Component data from apps and pages:
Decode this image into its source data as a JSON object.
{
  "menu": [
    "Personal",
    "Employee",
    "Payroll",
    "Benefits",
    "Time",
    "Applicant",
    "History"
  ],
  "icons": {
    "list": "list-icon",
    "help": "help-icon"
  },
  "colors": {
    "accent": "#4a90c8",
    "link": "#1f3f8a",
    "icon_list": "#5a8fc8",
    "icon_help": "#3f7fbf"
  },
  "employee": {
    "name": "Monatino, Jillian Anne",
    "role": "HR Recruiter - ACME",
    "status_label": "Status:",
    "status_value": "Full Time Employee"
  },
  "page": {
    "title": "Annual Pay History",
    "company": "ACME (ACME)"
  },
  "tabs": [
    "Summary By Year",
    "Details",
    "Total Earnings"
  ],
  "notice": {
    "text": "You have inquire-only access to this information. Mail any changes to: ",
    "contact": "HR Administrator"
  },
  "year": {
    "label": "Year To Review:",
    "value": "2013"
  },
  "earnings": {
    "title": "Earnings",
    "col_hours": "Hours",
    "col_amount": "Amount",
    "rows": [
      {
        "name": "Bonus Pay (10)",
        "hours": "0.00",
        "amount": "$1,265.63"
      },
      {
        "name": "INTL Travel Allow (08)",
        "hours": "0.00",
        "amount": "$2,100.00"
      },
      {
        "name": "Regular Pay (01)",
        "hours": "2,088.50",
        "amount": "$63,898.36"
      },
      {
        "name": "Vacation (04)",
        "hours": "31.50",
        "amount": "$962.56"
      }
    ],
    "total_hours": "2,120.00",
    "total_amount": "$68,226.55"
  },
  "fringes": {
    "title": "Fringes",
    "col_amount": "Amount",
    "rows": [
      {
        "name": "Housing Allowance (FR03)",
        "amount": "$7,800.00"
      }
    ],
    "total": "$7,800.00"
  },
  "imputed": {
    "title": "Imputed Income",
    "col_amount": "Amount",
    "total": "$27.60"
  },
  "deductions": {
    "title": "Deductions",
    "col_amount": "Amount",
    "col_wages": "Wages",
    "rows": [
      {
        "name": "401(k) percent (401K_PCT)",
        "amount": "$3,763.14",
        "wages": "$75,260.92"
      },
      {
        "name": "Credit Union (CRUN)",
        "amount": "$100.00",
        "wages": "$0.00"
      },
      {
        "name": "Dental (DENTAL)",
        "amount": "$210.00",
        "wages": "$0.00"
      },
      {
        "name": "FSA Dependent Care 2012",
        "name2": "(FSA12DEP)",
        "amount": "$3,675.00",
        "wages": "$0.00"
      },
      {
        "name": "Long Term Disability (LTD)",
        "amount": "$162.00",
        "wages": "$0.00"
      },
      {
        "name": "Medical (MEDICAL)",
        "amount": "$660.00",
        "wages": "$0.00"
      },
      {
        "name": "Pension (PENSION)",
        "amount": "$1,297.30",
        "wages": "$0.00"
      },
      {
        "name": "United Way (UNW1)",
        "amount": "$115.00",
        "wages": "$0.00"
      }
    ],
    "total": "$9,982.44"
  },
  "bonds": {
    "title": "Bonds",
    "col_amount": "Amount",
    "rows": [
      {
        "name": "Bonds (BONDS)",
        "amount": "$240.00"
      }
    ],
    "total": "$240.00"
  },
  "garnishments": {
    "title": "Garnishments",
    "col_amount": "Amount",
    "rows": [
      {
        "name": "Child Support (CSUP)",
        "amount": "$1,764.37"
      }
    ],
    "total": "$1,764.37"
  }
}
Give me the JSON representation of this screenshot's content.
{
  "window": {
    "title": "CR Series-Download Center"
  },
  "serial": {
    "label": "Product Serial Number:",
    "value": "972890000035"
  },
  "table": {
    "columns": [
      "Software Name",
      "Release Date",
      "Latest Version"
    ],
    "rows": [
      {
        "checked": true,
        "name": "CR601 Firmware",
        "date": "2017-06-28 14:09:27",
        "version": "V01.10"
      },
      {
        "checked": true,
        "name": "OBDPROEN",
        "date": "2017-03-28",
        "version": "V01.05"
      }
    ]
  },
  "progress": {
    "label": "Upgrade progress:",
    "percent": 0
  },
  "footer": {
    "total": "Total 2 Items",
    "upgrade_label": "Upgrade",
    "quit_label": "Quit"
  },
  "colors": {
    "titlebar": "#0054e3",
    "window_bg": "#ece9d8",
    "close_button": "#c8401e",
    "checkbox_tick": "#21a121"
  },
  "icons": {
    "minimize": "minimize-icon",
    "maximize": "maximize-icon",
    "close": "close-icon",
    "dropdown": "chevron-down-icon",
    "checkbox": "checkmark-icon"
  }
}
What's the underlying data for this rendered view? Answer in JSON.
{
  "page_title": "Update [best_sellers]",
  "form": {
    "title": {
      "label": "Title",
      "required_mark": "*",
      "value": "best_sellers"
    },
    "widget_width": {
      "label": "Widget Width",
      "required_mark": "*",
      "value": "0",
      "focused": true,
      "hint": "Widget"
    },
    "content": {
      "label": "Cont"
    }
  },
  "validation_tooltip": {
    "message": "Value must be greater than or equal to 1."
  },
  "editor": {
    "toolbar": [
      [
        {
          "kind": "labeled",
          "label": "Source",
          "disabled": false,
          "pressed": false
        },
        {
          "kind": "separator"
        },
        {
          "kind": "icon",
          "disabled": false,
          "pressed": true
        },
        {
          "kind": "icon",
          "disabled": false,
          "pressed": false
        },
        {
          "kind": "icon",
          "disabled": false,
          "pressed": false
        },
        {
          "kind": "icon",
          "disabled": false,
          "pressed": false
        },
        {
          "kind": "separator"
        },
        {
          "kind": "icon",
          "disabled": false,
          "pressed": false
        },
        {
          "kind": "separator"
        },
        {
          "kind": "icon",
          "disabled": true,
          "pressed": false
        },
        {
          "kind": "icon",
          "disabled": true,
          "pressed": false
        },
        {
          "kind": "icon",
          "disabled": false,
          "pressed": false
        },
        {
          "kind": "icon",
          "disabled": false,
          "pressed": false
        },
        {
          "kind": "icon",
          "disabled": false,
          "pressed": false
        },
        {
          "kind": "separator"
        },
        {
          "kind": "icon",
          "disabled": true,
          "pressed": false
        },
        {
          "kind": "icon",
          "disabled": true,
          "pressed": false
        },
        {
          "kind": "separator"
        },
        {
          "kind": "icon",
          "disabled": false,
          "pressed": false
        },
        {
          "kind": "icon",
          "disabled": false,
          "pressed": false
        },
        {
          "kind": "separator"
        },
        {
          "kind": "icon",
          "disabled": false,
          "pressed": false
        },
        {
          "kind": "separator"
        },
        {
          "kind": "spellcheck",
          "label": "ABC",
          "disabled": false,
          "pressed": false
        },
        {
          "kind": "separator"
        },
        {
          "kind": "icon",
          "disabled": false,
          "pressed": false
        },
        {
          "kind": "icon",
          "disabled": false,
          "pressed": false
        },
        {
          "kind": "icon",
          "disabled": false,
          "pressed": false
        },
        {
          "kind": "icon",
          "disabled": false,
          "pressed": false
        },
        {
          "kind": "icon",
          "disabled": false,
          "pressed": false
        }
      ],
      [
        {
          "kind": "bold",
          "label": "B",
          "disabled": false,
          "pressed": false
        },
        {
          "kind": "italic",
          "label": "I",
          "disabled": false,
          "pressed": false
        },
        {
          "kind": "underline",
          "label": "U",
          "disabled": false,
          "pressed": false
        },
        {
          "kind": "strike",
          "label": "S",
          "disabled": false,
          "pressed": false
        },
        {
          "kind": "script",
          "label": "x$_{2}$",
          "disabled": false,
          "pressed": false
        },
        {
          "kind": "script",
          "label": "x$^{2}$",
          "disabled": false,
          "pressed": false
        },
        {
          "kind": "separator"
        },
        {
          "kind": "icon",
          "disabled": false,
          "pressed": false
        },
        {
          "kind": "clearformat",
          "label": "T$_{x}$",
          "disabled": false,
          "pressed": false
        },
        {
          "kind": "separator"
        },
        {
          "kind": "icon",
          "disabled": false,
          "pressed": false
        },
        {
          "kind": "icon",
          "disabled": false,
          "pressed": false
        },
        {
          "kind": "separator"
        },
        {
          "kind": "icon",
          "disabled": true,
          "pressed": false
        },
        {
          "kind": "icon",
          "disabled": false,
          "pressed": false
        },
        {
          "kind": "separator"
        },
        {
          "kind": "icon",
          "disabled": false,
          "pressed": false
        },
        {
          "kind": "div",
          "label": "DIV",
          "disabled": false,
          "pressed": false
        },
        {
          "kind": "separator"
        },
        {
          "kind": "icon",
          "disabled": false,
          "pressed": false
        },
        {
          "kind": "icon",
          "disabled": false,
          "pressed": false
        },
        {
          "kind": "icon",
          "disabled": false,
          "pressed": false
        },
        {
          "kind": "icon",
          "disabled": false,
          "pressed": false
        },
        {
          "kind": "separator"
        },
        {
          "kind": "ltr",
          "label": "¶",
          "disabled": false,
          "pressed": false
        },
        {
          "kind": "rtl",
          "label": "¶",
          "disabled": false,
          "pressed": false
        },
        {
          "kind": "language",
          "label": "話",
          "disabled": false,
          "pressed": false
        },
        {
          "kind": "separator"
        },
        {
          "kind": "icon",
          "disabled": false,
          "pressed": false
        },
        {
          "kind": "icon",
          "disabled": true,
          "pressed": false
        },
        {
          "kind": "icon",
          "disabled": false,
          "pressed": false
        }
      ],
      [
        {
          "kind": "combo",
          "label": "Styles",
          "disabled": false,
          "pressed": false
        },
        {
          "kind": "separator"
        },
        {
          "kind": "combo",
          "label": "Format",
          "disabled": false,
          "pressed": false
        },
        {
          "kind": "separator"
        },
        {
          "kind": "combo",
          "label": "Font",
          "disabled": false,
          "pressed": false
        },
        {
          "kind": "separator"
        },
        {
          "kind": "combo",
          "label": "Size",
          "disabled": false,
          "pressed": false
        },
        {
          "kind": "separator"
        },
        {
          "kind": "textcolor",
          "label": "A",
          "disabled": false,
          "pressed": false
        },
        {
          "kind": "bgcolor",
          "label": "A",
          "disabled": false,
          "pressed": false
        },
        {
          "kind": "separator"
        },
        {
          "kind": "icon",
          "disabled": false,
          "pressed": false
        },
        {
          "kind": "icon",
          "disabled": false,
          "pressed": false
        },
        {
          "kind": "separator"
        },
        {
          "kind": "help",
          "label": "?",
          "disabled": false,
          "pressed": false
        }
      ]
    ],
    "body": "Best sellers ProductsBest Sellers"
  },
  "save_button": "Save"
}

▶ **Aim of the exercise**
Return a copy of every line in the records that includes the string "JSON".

▶ **Solution**
Decode this image into its source data as a JSON object.
Give me the JSON representation of this screenshot's content.
What's the underlying data for this rendered view? Answer in JSON.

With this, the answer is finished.